Evelyn and Sig’s set of Majolica plates, a wedding gift from Stanley Marcus, are no exception. “Majolica” refers to a style of ceramic wear that originated in Spain and Portugal in the 13th century. Its meaning has since evolved to include a broader range of decorative and functional pottery created in Italy during the Renaissance, in the Victorian era across Europe and the United Kingdom in the late 19th and early 20th centuries. The style generally includes a metal-based enamel glaze (traditionally lead and tin) with elaborate hand-painted designs or a layer of bright, iridescent glaze.

This particular style of “Majolica” follows the tradition of functional pottery with incised, or raised, designs and a layer of bright green, iridescent glaze. This producer is Wedgwood, which originated in the UK in the mid 1700s and began producing Majolica-style pottery around 1860. Wedgwood continued production of Majolica until 1940. With this knowledge, and additional information provided by the maker’s marks stamped on the bottom of the plates, we are able to date this particular set of Wedgwood Majolica to 1924 or 1925. Here’s how we were able to determine the date (see below for images of the plate’s reverse and the maker’s marks):

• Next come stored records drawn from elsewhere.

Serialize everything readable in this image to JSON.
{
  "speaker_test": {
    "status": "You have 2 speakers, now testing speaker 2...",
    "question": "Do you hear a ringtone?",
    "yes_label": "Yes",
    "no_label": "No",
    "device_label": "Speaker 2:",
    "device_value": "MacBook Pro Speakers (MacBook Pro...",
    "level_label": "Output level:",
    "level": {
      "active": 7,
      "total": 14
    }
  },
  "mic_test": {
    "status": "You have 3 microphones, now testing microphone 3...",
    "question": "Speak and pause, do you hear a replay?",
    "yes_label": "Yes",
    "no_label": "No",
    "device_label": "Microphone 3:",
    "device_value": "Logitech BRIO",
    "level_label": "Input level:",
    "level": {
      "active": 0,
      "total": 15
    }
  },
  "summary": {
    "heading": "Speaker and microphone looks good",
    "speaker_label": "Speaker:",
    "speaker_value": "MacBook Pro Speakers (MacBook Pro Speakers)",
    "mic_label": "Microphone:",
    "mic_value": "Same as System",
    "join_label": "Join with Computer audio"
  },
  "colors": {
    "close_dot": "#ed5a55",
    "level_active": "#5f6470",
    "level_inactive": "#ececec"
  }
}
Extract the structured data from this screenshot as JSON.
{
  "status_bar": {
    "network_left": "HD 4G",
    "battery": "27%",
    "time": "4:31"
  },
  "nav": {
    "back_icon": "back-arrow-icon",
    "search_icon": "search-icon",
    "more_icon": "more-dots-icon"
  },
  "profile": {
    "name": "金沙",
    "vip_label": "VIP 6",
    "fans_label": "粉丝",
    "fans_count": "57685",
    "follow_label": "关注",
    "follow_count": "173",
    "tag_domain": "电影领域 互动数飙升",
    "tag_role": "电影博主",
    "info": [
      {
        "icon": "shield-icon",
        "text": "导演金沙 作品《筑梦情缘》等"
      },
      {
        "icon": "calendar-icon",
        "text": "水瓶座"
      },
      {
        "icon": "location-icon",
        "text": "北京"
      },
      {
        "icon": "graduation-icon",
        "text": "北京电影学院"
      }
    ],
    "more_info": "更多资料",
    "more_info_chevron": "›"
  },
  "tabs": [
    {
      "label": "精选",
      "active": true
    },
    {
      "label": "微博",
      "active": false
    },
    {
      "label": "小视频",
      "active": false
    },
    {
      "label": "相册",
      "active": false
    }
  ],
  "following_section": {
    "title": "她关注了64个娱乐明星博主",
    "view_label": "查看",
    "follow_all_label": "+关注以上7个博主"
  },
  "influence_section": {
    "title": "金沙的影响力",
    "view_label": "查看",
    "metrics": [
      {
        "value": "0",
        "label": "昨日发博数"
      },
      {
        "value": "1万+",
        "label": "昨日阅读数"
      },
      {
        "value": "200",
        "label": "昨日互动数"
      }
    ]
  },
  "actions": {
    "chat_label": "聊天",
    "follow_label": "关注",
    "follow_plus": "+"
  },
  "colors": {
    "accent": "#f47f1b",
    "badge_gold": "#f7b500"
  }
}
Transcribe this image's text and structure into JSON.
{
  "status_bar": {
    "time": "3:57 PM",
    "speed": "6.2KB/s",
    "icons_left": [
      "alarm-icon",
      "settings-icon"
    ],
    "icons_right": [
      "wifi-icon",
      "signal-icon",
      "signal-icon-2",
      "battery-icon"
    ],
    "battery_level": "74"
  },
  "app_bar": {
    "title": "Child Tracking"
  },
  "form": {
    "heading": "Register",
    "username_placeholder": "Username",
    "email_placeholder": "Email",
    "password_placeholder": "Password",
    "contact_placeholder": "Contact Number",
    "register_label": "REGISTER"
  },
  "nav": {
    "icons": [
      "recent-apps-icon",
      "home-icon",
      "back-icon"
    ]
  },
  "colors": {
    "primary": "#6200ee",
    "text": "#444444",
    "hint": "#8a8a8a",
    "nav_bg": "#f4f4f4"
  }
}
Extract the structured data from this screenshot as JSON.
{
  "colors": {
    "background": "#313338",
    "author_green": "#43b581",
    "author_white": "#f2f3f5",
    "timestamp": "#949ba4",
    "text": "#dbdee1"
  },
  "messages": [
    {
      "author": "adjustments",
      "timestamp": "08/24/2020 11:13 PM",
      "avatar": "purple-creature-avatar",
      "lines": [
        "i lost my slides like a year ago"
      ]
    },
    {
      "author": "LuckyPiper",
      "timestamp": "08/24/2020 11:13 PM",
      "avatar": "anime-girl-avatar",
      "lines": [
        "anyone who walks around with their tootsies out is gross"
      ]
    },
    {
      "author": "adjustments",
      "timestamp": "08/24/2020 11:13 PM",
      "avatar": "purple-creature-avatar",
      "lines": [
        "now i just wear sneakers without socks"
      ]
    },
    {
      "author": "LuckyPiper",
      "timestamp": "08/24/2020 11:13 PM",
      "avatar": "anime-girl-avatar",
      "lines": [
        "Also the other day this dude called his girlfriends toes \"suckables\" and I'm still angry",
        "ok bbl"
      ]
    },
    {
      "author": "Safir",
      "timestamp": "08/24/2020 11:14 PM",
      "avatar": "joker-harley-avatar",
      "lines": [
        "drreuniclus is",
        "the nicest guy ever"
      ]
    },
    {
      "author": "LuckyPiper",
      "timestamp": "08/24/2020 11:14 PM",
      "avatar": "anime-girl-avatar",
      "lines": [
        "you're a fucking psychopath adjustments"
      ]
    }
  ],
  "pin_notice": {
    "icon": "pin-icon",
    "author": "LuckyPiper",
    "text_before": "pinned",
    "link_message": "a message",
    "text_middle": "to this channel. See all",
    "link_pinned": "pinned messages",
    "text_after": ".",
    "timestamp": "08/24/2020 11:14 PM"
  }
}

In the mid 1700s, the manufacturer stamped all pottery with individual type-set letters spelling out “Wedgwood,” which later evolved to a single stamp with the same text in a serif font. This style was used until 1929 when the stamp was updated, sans serif. “England” was added to the maker’s mark in 1891 and maintained until 1908 when “Made in England” was adopted and used in all production. So, immediately, we can identify the set of plates as: originating post-1908 and pre-1940.

Back tracking slightly, in 1860, Wedgwood also began adding a three-letter alphabetic code to identify the date of manufacture. In the original Wedgwood code, the first of the three letters identifies the month, while the last of the three letters identifies the year of manufacture. The middle letter was intended as a potter’s mark. The code changed in 1907, when the number 3 replaces the first letter of the code. In 1924, that number changes to a 4. There are charts available that identify the sequence of letters and their corresponding dates. The maker’s mark on this set of plates is 4PB. The “4” indicates that set dates to 1924 or later. The “B,” in one chart suggests 1924, and the other, 1925. Ultimately, by researching the history of Majolica and the manufacturer, we are able to date these plates within one calendar year. Not too shabby for a style of pottery that has evolved over centuries, or for a producer that has lasted over 250 years.

There are twelve plates in the set, which were gifted to Dallas Jewish Historical Society by descendants of Evelyn and Sig Badt as part of the Sanger-Badt Family Collection, donated by Joanne Groshardt. Each plate bears similar maker’s marks.

Jessica Schneider, M.A.
DJHS Archivist and Volunteer Director